- Pain Management (ABC News)
Provides links to pain management news. 5-05
- -07-01-09 FDA Panel Votes to Curtail Acetaminophen-Related Deaths (MSNBC News)
"The FDA has assembled a group of experts to vote on ways to reduce liver damage associated with acetaminophen, one of the most widely used drugs in the U.S."
"Despite years of educational campaigns and other federal actions, acetaminophen remains the leading cause of liver failure in the U.S., according to the FDA."
"Panelists cited FDA data indicating 60 percent of acetaminophen-related deaths are related to prescription products. Acetaminophen is also found in popular over-the-counter medications like Tylenol and Excedrin." 07-09
- Better Pain Killer Found (Scientific American)
"Morphine and other opioids work wonders for pain. Unfortunately, their effectiveness declines over time while their addictiveness grows, meaning patients need the drug even as it affords them less and less relief. But new research into the cellular workings of opioids offers a promising new pathway to improved pain relief--without the addiction--by triggering one receptor and blocking another."
"Medicinal chemist Philip Portoghese of the University of Minnesota and his colleagues began by studying two of the four major opioid receptors in the cells of the central nervous system. Each bears the name of a Greek letter and the chemists focused on the Mu and Delta receptors. Previous research had shown that drugs that linked up with Mu receptors lasted longer with less addiction when combined with drugs that blocked Delta receptors. But it was not known whether the two channels worked separately or in concert to improve the overall effect." 12-05
- Chest Pain (Health World)
Lists causes of chest pain. 6-03
- Gene to Block Pain (Guardian Unlimited)
Scientists "hope drugs that block the same biological pathway affected by the mutation [of gene SCN9A] will yield new and potentially safer pain medications." 12-06
- Pain Control and Burns (University of Washington)
Provides some of the latest methods used to control pain.
- Pain Reduced with Brain Electrons (San Francisco Chronicle - Hall)
Describes a new therapy for intractable pain. 5-02
- Pain Relief Should Be Offered for Invasive Procedures (Scientific American)
"The least forgivable excuse for not alleviating pain would be for medical culture (and maybe society at large) simply to believe that pain ought to be part of medicine and must be endured. Weighing the risks and benefits of pain control should ultimately be the province of the patient. If doctors say there is no pain control for a given procedure, patients should ask why not. People undergoing invasive tests should at least be offered options for pain relief—even if they decide after all to bite the bullet." 6-03
- Pain Sensitivity Measurable (Scientific American)

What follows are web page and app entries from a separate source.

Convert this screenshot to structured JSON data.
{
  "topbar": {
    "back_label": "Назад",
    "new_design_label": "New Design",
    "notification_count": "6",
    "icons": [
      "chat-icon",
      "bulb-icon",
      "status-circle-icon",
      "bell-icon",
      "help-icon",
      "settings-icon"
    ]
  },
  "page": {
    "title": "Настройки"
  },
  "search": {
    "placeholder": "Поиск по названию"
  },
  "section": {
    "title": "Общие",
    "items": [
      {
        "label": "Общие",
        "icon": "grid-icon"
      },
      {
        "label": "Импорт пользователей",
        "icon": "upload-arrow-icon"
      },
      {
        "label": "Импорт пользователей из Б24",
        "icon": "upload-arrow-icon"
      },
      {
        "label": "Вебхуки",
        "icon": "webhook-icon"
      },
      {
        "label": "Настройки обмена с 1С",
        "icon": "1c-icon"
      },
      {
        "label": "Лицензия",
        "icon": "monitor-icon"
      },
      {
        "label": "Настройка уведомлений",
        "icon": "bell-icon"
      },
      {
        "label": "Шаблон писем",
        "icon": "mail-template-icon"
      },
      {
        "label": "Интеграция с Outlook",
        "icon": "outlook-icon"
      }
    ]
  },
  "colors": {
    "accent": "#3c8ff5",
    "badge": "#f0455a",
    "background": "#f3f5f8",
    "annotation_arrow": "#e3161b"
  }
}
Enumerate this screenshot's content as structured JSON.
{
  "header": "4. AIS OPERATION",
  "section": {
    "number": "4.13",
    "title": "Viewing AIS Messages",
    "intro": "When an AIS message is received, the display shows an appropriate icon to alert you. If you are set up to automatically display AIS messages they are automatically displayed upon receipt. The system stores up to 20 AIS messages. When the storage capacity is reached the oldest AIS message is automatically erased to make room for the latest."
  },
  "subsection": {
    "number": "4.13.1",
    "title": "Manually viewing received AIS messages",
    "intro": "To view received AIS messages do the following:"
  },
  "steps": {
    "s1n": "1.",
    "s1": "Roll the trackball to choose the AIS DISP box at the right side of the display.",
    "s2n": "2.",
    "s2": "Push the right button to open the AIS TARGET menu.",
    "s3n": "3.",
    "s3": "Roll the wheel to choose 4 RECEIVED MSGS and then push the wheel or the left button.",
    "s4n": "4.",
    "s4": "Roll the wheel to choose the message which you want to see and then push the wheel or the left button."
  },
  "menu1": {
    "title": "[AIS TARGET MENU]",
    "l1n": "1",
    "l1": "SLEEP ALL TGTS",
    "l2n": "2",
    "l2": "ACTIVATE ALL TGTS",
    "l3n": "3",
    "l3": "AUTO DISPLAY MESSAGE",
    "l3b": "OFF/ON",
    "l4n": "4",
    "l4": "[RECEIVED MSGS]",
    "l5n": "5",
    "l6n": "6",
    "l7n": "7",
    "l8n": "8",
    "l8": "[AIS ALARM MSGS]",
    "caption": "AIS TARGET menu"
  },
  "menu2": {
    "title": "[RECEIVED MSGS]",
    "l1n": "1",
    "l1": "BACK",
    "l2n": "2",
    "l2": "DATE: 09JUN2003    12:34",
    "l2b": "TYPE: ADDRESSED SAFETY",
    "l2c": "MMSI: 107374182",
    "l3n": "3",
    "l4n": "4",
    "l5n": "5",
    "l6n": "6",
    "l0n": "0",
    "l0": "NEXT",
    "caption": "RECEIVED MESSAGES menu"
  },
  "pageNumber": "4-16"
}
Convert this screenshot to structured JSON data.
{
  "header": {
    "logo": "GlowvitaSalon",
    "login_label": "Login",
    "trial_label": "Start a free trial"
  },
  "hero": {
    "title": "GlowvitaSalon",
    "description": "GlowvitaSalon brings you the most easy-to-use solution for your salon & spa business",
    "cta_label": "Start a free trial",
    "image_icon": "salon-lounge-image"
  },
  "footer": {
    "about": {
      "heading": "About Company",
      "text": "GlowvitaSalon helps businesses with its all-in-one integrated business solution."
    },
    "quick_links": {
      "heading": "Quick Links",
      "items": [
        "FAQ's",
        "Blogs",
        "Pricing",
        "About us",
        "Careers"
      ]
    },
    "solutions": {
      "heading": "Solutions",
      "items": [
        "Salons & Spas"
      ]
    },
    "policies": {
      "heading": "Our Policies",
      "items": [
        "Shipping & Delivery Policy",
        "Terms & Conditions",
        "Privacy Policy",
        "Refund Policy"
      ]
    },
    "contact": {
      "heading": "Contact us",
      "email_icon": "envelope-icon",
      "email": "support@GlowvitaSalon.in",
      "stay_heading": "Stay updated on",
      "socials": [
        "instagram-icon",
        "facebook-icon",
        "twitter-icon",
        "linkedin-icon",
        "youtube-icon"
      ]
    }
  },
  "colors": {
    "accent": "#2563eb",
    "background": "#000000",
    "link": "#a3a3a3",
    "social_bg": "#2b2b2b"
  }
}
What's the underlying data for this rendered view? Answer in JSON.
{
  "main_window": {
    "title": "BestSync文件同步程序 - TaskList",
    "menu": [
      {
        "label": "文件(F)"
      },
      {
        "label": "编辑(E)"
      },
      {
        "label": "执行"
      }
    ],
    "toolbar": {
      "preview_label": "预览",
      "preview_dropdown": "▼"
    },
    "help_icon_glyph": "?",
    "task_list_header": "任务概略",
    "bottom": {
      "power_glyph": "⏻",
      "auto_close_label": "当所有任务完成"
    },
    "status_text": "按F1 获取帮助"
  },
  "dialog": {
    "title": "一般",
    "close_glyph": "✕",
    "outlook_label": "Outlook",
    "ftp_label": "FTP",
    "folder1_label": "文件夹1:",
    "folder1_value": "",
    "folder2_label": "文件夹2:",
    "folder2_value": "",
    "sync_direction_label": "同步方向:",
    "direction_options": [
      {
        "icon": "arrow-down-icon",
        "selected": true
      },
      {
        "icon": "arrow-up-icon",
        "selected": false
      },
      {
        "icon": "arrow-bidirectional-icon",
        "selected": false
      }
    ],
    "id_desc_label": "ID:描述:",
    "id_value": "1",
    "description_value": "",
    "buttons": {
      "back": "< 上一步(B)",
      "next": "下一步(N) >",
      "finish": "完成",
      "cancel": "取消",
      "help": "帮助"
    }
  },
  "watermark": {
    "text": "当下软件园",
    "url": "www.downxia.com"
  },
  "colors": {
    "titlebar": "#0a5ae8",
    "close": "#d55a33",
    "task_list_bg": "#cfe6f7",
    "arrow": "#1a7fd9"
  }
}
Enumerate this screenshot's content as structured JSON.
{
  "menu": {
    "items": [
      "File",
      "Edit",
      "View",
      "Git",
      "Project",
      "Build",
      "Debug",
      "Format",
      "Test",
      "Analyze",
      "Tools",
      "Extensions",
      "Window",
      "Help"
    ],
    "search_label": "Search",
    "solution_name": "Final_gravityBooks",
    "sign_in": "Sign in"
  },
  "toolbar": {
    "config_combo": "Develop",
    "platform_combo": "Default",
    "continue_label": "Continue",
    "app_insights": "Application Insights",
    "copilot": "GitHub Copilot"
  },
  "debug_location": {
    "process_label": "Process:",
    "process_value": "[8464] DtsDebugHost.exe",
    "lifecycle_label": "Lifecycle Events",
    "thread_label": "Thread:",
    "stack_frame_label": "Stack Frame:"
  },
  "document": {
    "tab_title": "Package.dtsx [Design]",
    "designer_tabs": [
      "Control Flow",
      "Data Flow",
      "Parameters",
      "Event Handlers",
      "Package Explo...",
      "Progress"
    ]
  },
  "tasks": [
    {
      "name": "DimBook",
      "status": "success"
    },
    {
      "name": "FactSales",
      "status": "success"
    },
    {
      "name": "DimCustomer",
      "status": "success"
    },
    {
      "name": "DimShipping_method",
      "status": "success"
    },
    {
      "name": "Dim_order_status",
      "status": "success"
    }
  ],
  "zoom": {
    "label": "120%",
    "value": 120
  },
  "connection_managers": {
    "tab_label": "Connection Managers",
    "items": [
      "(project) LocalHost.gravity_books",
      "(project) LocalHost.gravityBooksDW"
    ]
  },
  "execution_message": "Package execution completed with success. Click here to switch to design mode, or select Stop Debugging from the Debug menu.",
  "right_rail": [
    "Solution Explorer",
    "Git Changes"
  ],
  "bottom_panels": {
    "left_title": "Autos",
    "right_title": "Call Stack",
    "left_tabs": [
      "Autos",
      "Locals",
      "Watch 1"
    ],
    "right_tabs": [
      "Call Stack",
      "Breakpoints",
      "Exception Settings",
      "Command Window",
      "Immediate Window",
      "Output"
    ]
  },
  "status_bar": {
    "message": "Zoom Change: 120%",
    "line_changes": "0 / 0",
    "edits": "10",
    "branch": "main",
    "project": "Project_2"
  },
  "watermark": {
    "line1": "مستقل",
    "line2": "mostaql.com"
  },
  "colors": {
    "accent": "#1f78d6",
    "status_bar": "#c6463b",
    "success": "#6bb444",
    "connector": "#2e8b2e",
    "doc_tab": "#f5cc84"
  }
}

"When it comes to pain, some people are tougher than others. New findings suggest that these differences are all in the head. Research published online this week by the Proceedings of the National Academy of Sciences show for the first time that variation in how people perceive pain results from differences in brain activity." 6-03
- Pain Sensitivity Measured (Scientific American)
"By monitoring healthy humans experiencing sustained pain, scientists at the University of Michigan got to watch the brain's painkiller system in action and determined that not all brains handle pain equally well."
"They controlled the experimental conditions so that the subjects experienced similar levels of pain, but found that individuals showed different patterns of mu-opioid activity. There were differences in both the amount of chemicals released and the timing of the release. As it turned out, subjects who experienced the largest change in the mu-opioid system between the placebo injection and the painful one tended to report the least pain." 6-03
- Pain Treatment for Nerve Injuries (Scientific American)
Provides results of a study that may provide significant relief from pain for persons with nerve injuries--without other side effects--by using gene therapy. 6-03
- Proteins May Be Key in Pain Differences of Men and Women (Scientific American)
"When it comes to pain, guys may be tougher than gals because they have more of a particular type of protein, new research suggests."
"The findings could help researchers develop new gender-specific treatments for discomfort. Previous research had shown that males tend to have a higher threshold for pain than females do and that medications affect the sexes differently, although the precise mechanism remained unclear." 6-03